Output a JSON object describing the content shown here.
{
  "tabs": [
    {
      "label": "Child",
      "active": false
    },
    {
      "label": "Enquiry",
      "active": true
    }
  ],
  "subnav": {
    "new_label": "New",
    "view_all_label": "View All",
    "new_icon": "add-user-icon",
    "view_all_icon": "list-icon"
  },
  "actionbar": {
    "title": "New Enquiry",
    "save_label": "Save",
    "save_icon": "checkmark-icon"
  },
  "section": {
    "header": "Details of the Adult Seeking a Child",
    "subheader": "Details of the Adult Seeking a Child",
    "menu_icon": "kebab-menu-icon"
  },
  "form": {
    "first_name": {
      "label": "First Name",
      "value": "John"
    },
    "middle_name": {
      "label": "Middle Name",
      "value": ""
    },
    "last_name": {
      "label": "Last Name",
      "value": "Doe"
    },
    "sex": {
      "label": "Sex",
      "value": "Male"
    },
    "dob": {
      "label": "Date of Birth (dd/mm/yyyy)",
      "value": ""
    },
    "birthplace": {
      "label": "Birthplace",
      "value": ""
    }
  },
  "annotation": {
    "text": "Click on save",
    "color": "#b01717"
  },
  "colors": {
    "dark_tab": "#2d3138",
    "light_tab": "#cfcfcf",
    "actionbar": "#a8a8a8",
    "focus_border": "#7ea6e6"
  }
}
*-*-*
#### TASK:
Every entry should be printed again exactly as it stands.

#### EXERCISE RESULT:
Output a JSON object describing the content shown here.
{
  "tabs": [
    {
      "label": "Child",
      "active": false
    },
    {
      "label": "Enquiry",
      "active": true
    }
  ],
  "subnav": {
    "new_label": "New",
    "view_all_label": "View All",
    "new_icon": "add-user-icon",
    "view_all_icon": "list-icon"
  },
  "actionbar": {
    "title": "New Enquiry",
    "save_label": "Save",
    "save_icon": "checkmark-icon"
  },
  "section": {
    "header": "Details of the Adult Seeking a Child",
    "subheader": "Details of the Adult Seeking a Child",
    "menu_icon": "kebab-menu-icon"
  },
  "form": {
    "first_name": {
      "label": "First Name",
      "value": "John"
    },
    "middle_name": {
      "label": "Middle Name",
      "value": ""
    },
    "last_name": {
      "label": "Last Name",
      "value": "Doe"
    },
    "sex": {
      "label": "Sex",
      "value": "Male"
    },
    "dob": {
      "label": "Date of Birth (dd/mm/yyyy)",
      "value": ""
    },
    "birthplace": {
      "label": "Birthplace",
      "value": ""
    }
  },
  "annotation": {
    "text": "Click on save",
    "color": "#b01717"
  },
  "colors": {
    "dark_tab": "#2d3138",
    "light_tab": "#cfcfcf",
    "actionbar": "#a8a8a8",
    "focus_border": "#7ea6e6"
  }
}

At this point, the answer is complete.